DIRECTIONS FOR THIS TASK: Going through the data below, please show each line containing the string "name".

Interface dataset entries
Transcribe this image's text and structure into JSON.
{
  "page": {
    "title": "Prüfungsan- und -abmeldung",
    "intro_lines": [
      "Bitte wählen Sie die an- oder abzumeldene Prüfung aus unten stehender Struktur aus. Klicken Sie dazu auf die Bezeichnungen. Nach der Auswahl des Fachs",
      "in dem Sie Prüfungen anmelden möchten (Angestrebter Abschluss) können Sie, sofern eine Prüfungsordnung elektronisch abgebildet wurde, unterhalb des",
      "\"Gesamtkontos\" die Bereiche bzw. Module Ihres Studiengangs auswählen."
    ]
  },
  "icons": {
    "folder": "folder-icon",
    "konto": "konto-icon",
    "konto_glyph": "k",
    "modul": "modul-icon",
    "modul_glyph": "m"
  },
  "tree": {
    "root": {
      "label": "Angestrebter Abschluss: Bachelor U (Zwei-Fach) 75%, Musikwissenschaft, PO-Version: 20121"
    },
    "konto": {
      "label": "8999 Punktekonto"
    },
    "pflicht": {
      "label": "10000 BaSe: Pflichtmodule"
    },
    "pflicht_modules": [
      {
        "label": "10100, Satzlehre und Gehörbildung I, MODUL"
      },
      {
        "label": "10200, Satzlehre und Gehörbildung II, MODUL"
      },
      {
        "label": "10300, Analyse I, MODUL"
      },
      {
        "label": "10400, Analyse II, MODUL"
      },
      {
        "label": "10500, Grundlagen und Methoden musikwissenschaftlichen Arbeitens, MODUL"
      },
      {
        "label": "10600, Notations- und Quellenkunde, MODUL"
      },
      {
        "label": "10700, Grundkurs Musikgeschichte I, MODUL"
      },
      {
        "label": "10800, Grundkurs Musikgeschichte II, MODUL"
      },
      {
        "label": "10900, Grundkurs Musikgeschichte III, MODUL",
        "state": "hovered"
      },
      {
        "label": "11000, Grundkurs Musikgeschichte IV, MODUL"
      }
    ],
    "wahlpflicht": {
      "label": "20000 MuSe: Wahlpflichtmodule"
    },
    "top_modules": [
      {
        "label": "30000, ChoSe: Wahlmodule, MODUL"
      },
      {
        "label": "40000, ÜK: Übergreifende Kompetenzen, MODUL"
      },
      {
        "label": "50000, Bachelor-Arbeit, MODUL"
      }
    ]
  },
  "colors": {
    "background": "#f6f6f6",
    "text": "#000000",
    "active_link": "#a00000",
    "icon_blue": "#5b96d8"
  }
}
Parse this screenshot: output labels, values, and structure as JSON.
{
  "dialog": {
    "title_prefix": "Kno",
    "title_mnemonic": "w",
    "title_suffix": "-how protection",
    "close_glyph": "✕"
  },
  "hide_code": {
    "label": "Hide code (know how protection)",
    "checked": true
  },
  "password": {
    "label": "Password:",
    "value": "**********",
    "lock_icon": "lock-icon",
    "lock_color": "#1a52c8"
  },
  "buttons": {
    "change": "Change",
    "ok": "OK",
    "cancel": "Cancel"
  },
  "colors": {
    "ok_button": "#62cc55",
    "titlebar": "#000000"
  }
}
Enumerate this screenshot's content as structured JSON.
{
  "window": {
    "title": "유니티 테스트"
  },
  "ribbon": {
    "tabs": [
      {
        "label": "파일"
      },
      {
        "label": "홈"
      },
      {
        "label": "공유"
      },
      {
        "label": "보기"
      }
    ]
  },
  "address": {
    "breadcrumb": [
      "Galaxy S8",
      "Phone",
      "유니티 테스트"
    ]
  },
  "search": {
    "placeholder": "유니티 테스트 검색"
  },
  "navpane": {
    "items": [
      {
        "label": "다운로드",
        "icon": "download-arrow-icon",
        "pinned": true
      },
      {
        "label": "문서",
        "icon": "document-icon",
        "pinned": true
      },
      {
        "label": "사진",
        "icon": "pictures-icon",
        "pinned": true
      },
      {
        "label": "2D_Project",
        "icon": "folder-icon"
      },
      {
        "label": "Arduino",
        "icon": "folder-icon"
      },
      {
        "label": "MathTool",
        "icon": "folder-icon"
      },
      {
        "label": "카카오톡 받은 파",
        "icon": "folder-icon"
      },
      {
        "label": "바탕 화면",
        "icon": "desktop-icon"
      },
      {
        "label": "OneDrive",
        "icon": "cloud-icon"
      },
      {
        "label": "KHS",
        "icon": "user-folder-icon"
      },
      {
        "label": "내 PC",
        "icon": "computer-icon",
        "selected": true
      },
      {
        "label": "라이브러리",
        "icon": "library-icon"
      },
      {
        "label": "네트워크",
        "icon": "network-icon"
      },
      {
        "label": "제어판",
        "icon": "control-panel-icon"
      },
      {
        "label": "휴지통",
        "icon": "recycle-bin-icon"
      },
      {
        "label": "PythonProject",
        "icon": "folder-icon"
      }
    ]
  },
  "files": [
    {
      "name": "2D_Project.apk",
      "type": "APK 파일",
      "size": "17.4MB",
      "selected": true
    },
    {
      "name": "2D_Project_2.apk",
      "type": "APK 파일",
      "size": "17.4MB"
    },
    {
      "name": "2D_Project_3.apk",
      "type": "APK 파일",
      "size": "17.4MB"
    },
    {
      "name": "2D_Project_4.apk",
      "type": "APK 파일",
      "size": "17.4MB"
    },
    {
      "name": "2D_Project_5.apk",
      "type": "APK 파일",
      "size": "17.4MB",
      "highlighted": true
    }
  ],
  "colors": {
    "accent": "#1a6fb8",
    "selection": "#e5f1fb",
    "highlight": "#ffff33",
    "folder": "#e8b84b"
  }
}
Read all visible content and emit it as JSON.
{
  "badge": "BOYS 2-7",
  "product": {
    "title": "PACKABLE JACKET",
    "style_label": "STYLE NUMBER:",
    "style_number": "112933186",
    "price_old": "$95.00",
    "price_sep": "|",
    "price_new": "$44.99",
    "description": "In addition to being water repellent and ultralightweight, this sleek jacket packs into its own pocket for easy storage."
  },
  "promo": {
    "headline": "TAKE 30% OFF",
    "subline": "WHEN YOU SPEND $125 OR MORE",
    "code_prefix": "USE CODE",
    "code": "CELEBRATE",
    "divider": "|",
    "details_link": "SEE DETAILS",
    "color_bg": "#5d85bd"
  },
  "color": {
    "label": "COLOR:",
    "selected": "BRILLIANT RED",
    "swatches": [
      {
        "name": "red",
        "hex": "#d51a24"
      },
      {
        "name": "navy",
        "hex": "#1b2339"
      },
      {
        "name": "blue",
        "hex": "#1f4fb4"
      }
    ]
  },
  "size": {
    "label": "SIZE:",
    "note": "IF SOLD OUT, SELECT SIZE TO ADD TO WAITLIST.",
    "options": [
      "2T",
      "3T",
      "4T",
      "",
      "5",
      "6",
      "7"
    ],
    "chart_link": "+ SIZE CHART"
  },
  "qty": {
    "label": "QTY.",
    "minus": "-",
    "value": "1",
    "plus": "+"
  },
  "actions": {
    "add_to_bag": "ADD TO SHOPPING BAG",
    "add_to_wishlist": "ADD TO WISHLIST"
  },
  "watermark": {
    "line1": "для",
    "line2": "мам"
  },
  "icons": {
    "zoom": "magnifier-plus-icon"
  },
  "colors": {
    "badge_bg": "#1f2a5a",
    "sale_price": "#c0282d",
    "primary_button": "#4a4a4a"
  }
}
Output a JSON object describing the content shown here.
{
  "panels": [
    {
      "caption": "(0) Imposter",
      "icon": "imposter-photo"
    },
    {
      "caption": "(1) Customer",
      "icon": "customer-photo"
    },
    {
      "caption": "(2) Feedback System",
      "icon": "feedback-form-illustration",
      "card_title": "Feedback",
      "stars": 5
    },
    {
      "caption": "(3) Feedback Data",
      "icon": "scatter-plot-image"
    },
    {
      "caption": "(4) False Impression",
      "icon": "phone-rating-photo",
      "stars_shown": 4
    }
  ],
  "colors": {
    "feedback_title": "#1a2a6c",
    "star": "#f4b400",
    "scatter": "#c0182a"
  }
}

FINAL ANSWER:
      "name": "2D_Project.apk",
      "name": "2D_Project_2.apk",
      "name": "2D_Project_3.apk",
      "name": "2D_Project_4.apk",
      "name": "2D_Project_5.apk",
        "name": "red",
        "name": "navy",
        "name": "blue",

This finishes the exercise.